Are you needing to enlarge you D&D group, but don't have any experienced players? How do you introduce new players to the game?  Since we have two new people that we are introducing to our game sessions, I figured I would start a series featuring how we introduce the new players to Dungeons and Dragons.

So how do you introduce new players to their characters?  When we introduced the new players to our game, we let them take an existing character from the party.  Previously, we had too few players, so we had people playing multiple characters.  In our case we just had to explain what the existing character already had setup and it allowed us to not to over burden the new players with character creation and how to play them.
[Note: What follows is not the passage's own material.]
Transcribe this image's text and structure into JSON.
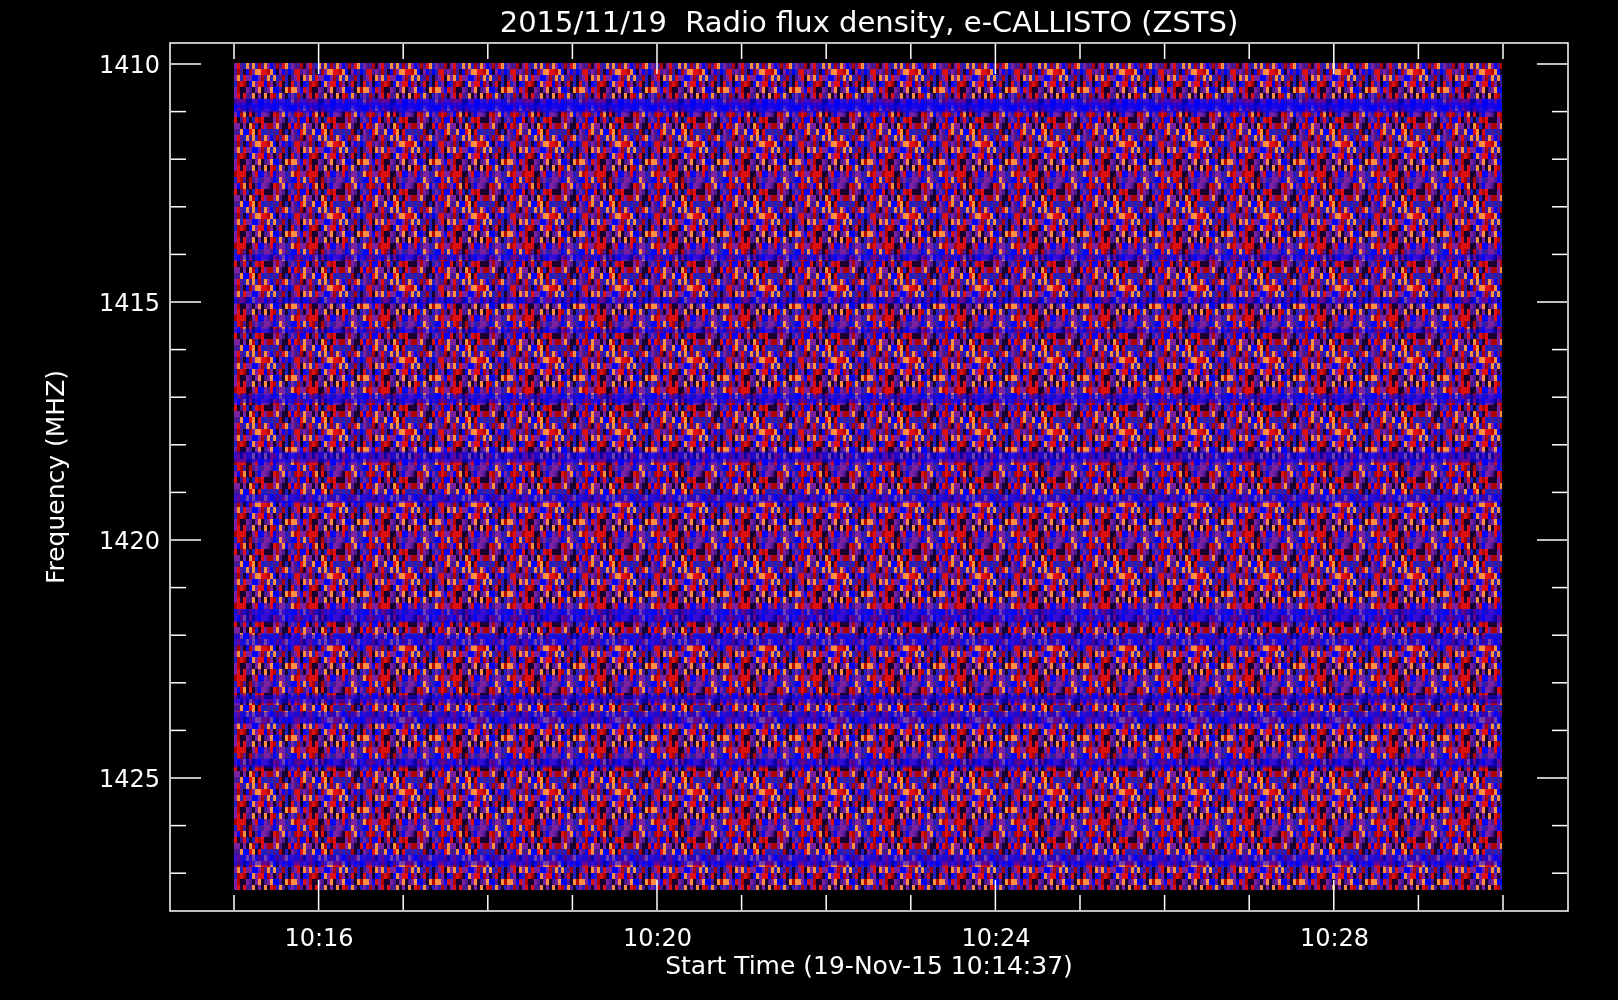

By giving them pre-made characters to use in order to get a feel for the game mechanics it allows them to step into a game already in progress and have no down time for character creation due to time restraints. 

Since we are using D&D 4th Edition, characters created in Wizard's Character Builder have the advantage of the player character's powers being generated onto power cards.  These power cards give the low down on each power and ability, so a new player has all their reference in front of them and doesn't have to go scouring through the player's handbook to understand the power.  After explaining the power cards to the new players we tossed our new characters into the game to have a trial by fire.  This allows them to get a grasp for how the game plays, such as during combat, instead of just telling them how to do it.

Our newbies first combat encounter was the second to last encounter in Wizard's published adventure: Thunderspire Labyrinth.  Since this is a higher level encounter there were a lot of things that were thrown at the new players for their first time out.  This might have been a bit overwhelming at first, but it also gave them a chance to encounter and learn just about everything that could be used in combat such as, ranged casters, opportunity attacks, large creatures and attacks that require saves.  We also used readied actions and explained how they worked during the combat to our new players as it happened.  The only things that our new players did not experience was an actual trap.  Players still checked for them, but there were not any traps to set off on them.  This trial by fire might have been a bit much, but it allowed the new players to see things first hand and not have everything just verbalized for understanding.

Our group also moves a bit slower compared to other groups, which is also advantages to new players.  They are able to absorb more and have pauses for explanation of everything that is going on.  It also can keep things a bit more lighthearted for the first time player.  Some players feel overwhelmed and that they will be left behind compared to more experienced players and might not enjoy the session.  Be patience, willing to help your new players and also keep it fun so your new players will return for the next game! 

All in all our players' first experience playing went quite well, but could we have done more to make their first experience better?  The new players did not get to use any skill checks as it was a pure combat encounter.  They might also not have gotten to experience any deeper role-playing since our encounters end up being a very strategic and fighting focused event.  And while some people may think that role-playing is a side effect of D&D, it is also one of the key things that a player needs to experience in D&D.  Guess we will get to that in our next session.